Exercise objective => Going through the listing below, work out how many lines include "this" and give that number by itself.

Provided entries =>
☆ ☆ ☆ ☆ ☆

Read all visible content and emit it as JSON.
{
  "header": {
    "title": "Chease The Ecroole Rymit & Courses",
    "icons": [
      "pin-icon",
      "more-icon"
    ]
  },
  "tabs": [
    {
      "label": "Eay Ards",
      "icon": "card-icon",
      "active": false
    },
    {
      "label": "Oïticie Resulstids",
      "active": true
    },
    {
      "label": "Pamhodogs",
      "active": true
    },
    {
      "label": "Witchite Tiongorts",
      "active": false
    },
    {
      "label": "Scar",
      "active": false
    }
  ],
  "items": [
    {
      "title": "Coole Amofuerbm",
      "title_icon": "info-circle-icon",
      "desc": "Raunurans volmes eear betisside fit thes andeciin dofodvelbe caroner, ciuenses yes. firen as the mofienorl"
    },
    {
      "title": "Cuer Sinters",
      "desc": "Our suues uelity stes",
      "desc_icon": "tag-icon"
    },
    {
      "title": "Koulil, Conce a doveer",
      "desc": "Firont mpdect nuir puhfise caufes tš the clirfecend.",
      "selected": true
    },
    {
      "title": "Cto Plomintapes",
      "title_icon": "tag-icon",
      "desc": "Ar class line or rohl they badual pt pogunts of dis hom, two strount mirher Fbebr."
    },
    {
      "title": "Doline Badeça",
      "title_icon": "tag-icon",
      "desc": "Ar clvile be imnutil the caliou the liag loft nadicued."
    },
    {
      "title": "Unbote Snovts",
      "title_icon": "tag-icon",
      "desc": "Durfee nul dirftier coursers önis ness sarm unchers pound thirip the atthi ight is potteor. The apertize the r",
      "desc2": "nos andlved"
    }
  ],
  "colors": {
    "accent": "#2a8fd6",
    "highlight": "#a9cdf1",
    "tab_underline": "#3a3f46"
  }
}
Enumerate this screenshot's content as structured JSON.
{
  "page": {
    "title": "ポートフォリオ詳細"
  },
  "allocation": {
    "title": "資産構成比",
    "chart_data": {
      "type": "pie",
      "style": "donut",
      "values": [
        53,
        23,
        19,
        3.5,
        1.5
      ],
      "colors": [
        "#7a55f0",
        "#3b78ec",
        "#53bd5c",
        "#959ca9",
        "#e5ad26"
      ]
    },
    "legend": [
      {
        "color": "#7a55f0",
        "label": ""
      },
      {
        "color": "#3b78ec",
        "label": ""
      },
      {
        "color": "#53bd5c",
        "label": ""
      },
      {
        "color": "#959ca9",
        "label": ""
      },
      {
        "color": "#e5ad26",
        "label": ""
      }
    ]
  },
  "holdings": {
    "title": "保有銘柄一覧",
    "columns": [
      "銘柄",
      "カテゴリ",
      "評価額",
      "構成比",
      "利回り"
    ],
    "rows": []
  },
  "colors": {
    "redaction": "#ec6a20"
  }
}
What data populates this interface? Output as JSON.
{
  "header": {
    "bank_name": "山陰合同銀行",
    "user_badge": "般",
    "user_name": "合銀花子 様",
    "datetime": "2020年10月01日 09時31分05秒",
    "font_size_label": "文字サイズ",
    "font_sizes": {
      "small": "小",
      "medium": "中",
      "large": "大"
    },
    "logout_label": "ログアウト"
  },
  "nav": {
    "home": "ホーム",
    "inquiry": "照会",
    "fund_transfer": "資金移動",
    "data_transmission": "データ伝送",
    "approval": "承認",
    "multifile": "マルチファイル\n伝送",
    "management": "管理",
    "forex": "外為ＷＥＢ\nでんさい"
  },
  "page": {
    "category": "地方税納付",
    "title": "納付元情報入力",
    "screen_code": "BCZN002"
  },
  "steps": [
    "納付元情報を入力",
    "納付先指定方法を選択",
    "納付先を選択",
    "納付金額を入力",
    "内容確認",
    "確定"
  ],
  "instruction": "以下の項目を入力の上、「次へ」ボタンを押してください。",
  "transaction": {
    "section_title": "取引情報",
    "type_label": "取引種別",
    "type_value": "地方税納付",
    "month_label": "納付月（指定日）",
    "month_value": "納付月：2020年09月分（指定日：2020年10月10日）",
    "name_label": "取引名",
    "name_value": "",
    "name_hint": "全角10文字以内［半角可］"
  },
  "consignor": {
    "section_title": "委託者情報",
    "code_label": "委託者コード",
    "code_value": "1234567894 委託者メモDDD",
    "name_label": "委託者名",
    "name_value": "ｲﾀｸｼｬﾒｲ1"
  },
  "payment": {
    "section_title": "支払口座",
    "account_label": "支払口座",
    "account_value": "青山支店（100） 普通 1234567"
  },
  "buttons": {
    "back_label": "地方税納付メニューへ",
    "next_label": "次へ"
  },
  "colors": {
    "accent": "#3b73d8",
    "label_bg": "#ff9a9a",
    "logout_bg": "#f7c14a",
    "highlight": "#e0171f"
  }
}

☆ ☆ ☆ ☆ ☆

Result of the task => 2